(From Jon D. Levenson, Esther: A Commentary. Old Testament Library. Louisville: Westminster John Knox Press, 1997. Used by permission.)
Purim is thus an opportunity to revisit past events and transform their meanings—to cross boundaries in society and in ourselves, challenging norms to uncover unexpected truths. For me, on that Purim long ago in Jerusalem, the tradition of v’nahafokh hu gave me permission to violate a strict social boundary in order to dress (literally) a wound inflicted by one Jew upon another—to heal the pain through humor, through the strangeness of “becoming” the other who had hurt me and thus permeating the invisible line between us. The impact of the offending experience did not disappear, but by assuming his role for that short time and tasting the social power automatically bestowed on him as a man, I was able to feel the bruise less keenly. Just as the Jews in the Purim story were transformed from would-be victims into aggressors, I reversed my own fate temporarily, physically embodying the Jew who—like me, set out that day to buy a beautiful lulav and etrog, but who instead decided to use his male privilege in Orthodox society to belittle me. My brief foray into that world of Orthodox male dominance—partly imaginary, in my own head, and partly quite real, visible to everyone—acted as a salve, giving me distance from that distressing episode and allowing me to take ownership of my own religious life and move forward—sadder and wiser, but joyful in the holiday nonetheless and triumphant in the metaphorical reversal that I had succeeded in effecting.
The Mishnah states that one who reads the megillah backward has not fulfilled the obligation (Megillah 2:1). The Ba’al Shem Tov, the founding mystic of modern Hasidism, explains that “one who reads the megillah backward” refers to someone who thinks that the miracle occurred only in the past and not today; such a person has not fulfilled the obligation to read the megillah on Purim. In other words, true observance of the holiday must include an effort to seek out the deeper meaning of Purim as it applies to our own times and lives. This year, I offer the suggestion that we take advantage of Purim’s permission to reverse realities and meanings, to cross boundaries that we hold sacred the rest of the year, to turn our own narratives backward to see what new significance they might yield. V’nahafokh hu—sometimes, it is in our power to reverse the negative into the positive, if only in our own understanding of the role that the seemingly negative has played in our lives. As we read in the book of Psalms, which employs the same Hebrew root of reversal, “hafakhta mispedi l’mahol li—you turned my lament into dancing, you undid my sackcloth and girded me with joy” (Ps. 30:12). The import of an emotional experience is multivalent, and has the potential to be transformed if we will it.

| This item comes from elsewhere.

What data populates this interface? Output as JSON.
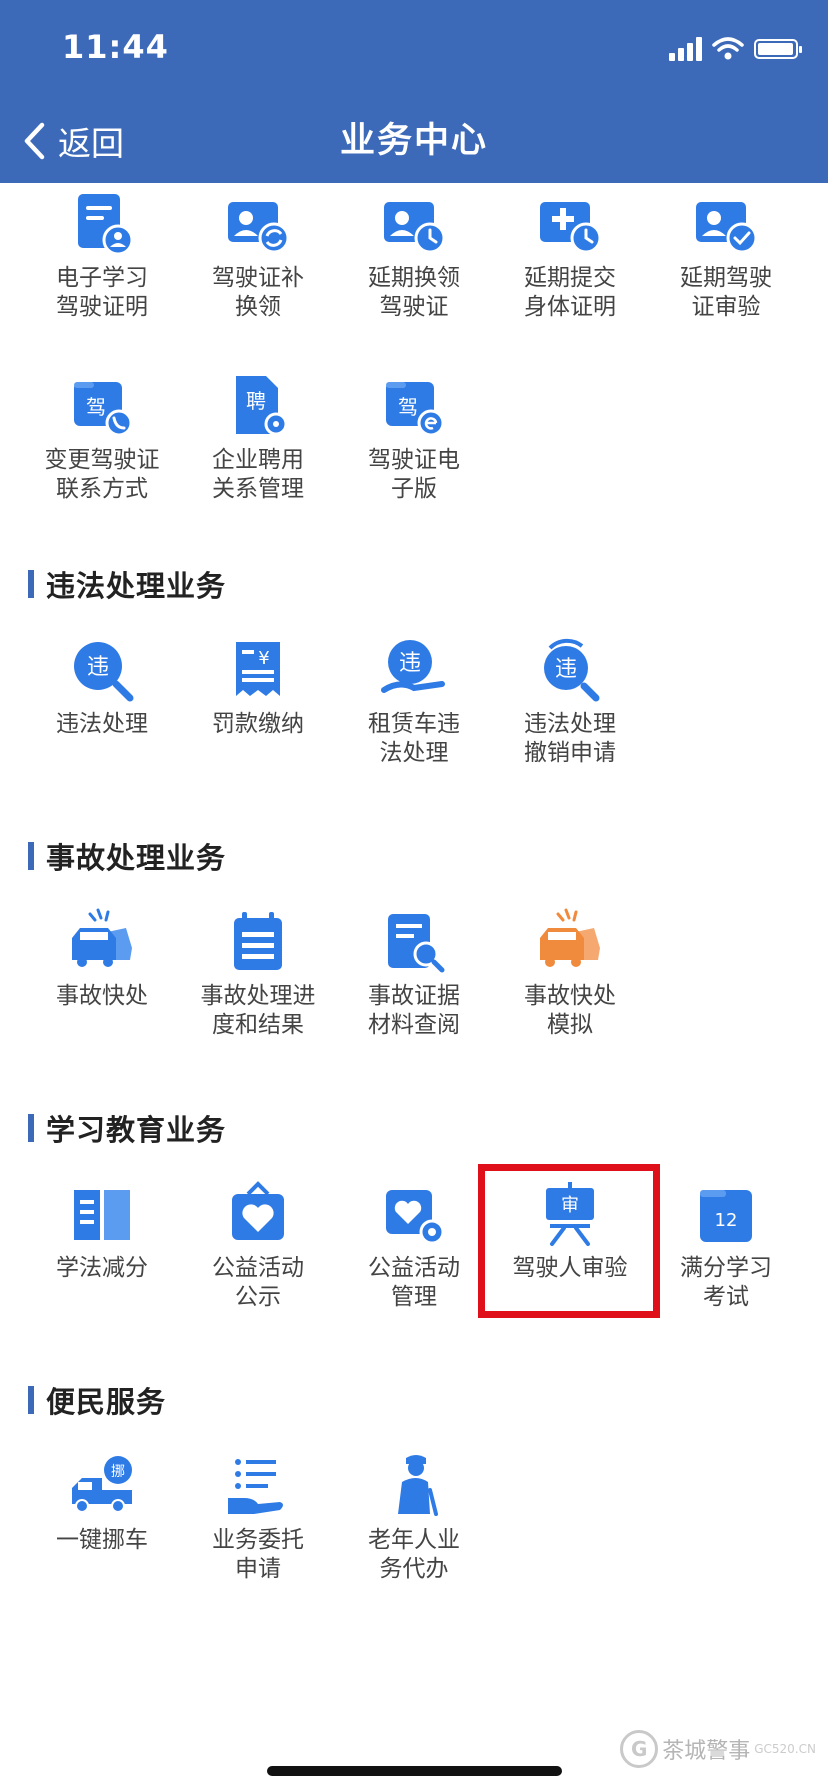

The Talmud (BT Pesahim 50a) tells the story of Rav Yosef, who becomes ill and falls into a coma, but then regains consciousness. His father, Rabbi Yehoshua ben Levi, asks him, “What did you see?” “Olam hafukh ra’iti,” Rav Yosef answers, using our same root of reversal—“I saw an inverted world: the uppermost were lowly, and the lowly were above” (in other words, a person esteemed in this world became trivial, and the lowly person was honored). Rabbi Yehoshua ben Levi said to him, “My son, you saw a clear world”—you saw the world as it truly is. May we allow ourselves the opportunity to see and effect reversals in our lives and the world—finding moral and spiritual redemption where we may least expect it, and giving ourselves the power to determine the meaning of our experiences and encounters.
The publication and distribution of the JTS Commentary are made possible by a generous grant from Rita Dee and Harold (z”l) Hassenfeld.